The hype and the heightened emotion surrounding cryptocurrencies have often prevented consumers from doing their due diligence or noticing alarm bells that scream deception and fraud. In 2018, crypto scams grabbed the headlines with money-hungry ICOs not complying with regulations, social media impersonation of celebrities, and some shocking exit scams.
In 2019, it was reported that the total amount of illicitly obtained value reached a massive $4.3 billion following a row of high-profile crypto scams, money laundering cases, and hacks. The year was thus referred to as the year of cryptocurrency scams.
Coronavirus – the fuel behind crypto scams in 2020
Unfortunately, the year 2020, according to CipherTrace, could set a new record as cases of frauds and thefts grow at an alarming rate, thanks to the COVID-19 crisis and the subsequent downfall of the global economy.
And although darknet took a firm stance against anyone who misuses the platform for selling coronavirus-related goods or exploiting distressful market sentiments to further their sales, the FBI had to warn citizens over popular COVID-19 tactics.

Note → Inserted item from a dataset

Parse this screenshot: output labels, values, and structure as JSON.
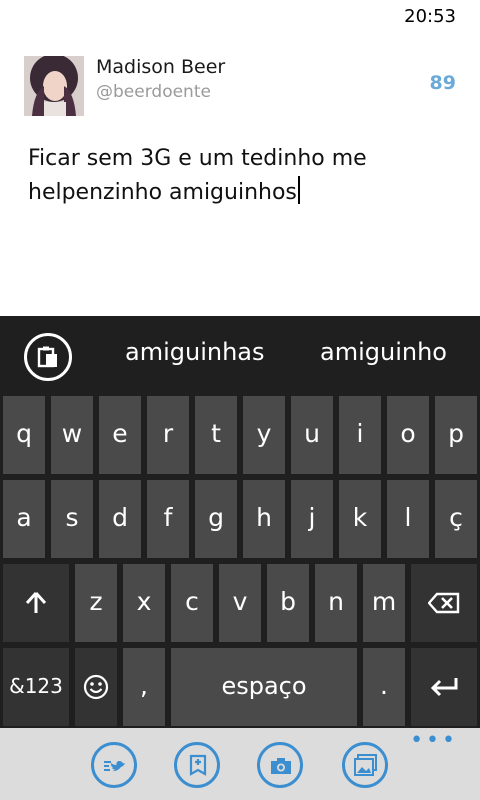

Scammers also masqueraded health agencies such as National Health Service, government officials, and sought-after entrepreneurs like Bill Gates and Elon Musk to get more attention. Victims were also lured to online chat rooms filled with random users, to give them a sense of genuineness, and asked for Bitcoin payments soon after.
Ponzi schemes are the biggest troublemakers
On examining in detail, CipherTrace found that out of the total amount lost to crypto scams so far, 98 percent, or $1.3 billion, was attributed to thefts and illicit transactions on the darknet. The controversial WoToken scam, which stole over $1 billion from thousands of victims from 2018 to 2019, was primarily responsible for the total value of crypto scams in 2020.
Moreover, widely publicized exit scams like the collapse of crypto exchange FCoin, valued at $130 million, and crypto wallet EOS Ecosystem debacle worth $50 million also added to the lost money. A Chinese crypto Ponzi scheme that somehow managed to pocket $11 million within just three weeks in April, also featured in the report.
A popular darknet marketplace shows that close to 10 percent illicit transactions were one-hop interactions, which means that users were directed to cryptocurrency exchanges in one click, thus putting the latter at risk of hacks and money laundering.
AML and KYC measures keep numbers in check
And while crypto scams are increasing at an alarming pace, some tactics used by government officials seem to be working in keeping the rate in check. Following the enforcement of stringent Anti-Money Laundering (AML) measures, CipherTrace revealed a drop of 47 percent in the illicit amount sent to exchanges last year.
Even then, over 12 percent of the crypto managed by Finnish cryptocurrency exchange platforms are illegally obtained through various crypto scams. Russian-based exchanges are guilty of handling at least 5.23 percent of illegal crypto, followed by the UK at 0.69 percent.
CipherTrace also unveils that around 74 percent of Bitcoin, which was a part of peer-to-peer exchange, was a result of a cross-border transaction, thus drawing urgent attention to the establishment of global standards for AML and KYC norms.
The report’s concluding statement admits that although the global health crisis in the form of the coronavirus pandemic has magnified the intensity in crypto scams, the market will remain rife with malicious actors as long as we keep falling prey to these schemes. The pandemic has created a ripe environment that could soon take the total figure of stolen money to $3 billion, if not monitored now.